A clicking sound in your head when you run most likely results from tinnitus. Tinnitus is a symptom of other conditions such as hearing loss and jaw-joint disorders; it produces sounds such as ringing or clicking in your ears and head. Although exercise generally helps relieve the stress associated with tinnitus, high-impact activities such as running may exacerbate this condition. Only your doctor can determine the specific cause of the clicking noises in your head.
Tinnitus is a common problem that causes hearing sensations such as ringing, roaring, buzzing and clicking in your head or ears when no other noise is present. This symptom can occur for many reasons including ear or hearing problems, ear injuries, excessive ear wax, sinus infections, brain tumors, heart disorders and blood vessel diseases, as well as for no apparent reason at all. Tinnitus symptoms can appear in one or both ears and can come and go -- whether you are resting or performing high-impact aerobic or other exercises. Tinnitus sensations may also be heard along with each heartbeat, called pulsatile tinnitus. The repeated high-impact motions experienced in running may negatively affect tiny parts of your ears associated with hearing and increase the presence of tinnitus. Listening to white noise or other low sounds while you run or at other times may help counteract these annoying sensations.

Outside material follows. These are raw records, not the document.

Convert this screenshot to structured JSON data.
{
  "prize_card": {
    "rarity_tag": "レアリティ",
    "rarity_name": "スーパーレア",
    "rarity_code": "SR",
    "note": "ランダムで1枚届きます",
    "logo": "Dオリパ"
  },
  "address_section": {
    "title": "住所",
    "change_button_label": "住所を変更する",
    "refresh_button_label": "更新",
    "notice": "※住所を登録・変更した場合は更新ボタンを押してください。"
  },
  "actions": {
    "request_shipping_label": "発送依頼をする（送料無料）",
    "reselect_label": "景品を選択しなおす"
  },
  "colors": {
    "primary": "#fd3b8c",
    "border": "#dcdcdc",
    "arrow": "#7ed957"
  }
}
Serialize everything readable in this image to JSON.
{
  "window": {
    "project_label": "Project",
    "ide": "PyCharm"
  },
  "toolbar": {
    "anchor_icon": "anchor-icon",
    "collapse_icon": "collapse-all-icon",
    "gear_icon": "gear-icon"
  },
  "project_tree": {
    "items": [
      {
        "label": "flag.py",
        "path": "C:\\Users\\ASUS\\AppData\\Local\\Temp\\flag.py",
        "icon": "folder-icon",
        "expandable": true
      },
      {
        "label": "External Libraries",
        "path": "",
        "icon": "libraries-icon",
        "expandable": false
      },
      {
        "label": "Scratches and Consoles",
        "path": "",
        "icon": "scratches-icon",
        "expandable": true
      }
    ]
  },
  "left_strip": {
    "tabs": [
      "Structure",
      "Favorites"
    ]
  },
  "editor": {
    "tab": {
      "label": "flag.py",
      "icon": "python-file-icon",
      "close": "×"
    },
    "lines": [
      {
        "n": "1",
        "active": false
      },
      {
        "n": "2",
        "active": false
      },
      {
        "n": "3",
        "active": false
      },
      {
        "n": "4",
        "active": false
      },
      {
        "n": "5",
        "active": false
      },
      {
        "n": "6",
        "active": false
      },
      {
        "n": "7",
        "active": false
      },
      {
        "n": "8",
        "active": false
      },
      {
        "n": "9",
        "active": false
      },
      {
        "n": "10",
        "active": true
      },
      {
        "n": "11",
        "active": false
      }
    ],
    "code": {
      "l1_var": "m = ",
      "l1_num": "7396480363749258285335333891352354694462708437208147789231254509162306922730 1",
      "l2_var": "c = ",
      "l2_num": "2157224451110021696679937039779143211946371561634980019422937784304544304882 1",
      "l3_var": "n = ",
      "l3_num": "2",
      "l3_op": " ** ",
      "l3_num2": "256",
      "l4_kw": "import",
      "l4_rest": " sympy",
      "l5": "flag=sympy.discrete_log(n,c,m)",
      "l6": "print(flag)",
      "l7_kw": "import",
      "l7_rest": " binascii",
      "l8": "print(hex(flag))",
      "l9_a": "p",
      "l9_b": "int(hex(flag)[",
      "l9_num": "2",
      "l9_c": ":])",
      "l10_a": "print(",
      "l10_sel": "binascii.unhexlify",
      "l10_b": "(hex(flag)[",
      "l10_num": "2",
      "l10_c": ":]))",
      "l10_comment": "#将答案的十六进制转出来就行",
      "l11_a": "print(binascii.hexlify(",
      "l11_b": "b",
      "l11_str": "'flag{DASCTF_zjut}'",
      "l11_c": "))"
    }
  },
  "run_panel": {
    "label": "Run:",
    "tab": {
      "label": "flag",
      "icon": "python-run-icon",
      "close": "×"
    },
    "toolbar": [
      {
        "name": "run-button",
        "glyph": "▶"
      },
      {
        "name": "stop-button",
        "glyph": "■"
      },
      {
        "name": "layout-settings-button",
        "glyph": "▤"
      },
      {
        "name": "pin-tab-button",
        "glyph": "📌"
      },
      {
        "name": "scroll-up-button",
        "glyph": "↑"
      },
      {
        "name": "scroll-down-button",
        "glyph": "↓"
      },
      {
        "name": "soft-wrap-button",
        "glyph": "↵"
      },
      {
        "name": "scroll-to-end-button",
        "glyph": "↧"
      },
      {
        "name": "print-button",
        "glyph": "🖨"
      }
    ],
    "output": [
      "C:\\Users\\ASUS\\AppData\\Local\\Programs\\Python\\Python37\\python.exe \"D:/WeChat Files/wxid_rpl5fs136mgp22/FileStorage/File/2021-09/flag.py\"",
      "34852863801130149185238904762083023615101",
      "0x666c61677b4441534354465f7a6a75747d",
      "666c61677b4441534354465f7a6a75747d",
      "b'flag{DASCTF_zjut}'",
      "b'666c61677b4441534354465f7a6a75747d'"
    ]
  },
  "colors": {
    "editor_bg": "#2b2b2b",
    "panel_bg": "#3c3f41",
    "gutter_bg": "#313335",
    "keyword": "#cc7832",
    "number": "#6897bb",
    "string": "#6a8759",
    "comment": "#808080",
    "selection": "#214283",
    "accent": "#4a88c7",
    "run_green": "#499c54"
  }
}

Temporomandibular Joint Disorders
Temporomandibular joint disorders, or TMJ disorders, can result in tinnitus and pain in the joint that allows you to chew and talk -- your jaw joint. TMJ disorders can occur from muscle fatigue produced by clenching or grinding your teeth and arthritis. Symptoms of this disorder include jaw, ear or facial pain, uncomfortable chewing and headache. TMJ can also create a clicking sound in your head when you open your mouth or when you compress your teeth. Exercises such as running or jogging, in which your teeth tend to clamp together, can exacerbate TMJ symptoms. Brisk walking may provide an easier way to exercise and relieve stress without clamping your jaw.
Tinnitus and Jaw Clenching
Research published in the November 2008 journal "Seminars in Hearing" investigated the effects of jaw clenching and other movements on the loudness and pitch of tinnitus through a survey of 93 tinnitus sufferers. Among other findings, researchers discovered that 90 percent of the participants experienced louder hearing sensations when they clenched their jaws. Forty-one percent of the subjects reported that jaw clenching doubled the loudness and 26 percent indicated tripled loudness. In addition, 90 percent of the cases reported that jaw clenching increased the pitch of their sensations. Pitch increases doubled in 40 percent of the subjects and 14 percent indicated a tripled pitch when they clenched their jaws.
Eustachian Tube Dysfunction
Eustachian tube dysfunction can also result in cracking, clicking or popping noises when you run and at other times. Your Eustachian tubes, small passages that connect the upper part of your throat to your middle ears, open when you sneeze, swallow or yawn to allow airflow. When one of your Eustachian tubes gets clogged by mucus, due to a sinus infection, a cold or allergies, you may experience the sounds of tinnitus. Pain may also occur in one or both of your ears and you may have difficulty keeping your balance. Altitude changes, such as when flying, riding in elevators, diving or running in high or low elevations, can increase the noise you hear. To help relieve Eustachian tube dysfunction, you can perform exercises such as swallowing and chewing gum, as well as taking a deep breath and breathing out with your mouth closed and your nostrils pinched together.
Palatal Myoclonus and Acoustic Neuroma
Palatal myoclonus and acoustic neuroma may also be culprits in the clicking sensations you experience while you run and throughout the day and night. Palatal myoclonus is a type of disorder that produces uncontrolled jerking of a muscle or group of muscles. This muscle disorder produces a pattern of extremely rapid contractions -- about 150 times a minute -- on one or both sides of the back of the roof of your mouth, or your soft palate. Palatal myoclonus can cause the sounds of tinnitus in your ear or head as the muscles in your soft palate contract. Acoustic neuroma, a noncancerous tumor, develops on the nerve that leads from your inner ear to your brain. Symptoms include gradual or sudden hearing loss on one side, tinnitus in one of your ears and loss of balance due to the tumor's pressure on your nerves, blood vessels and other brain components.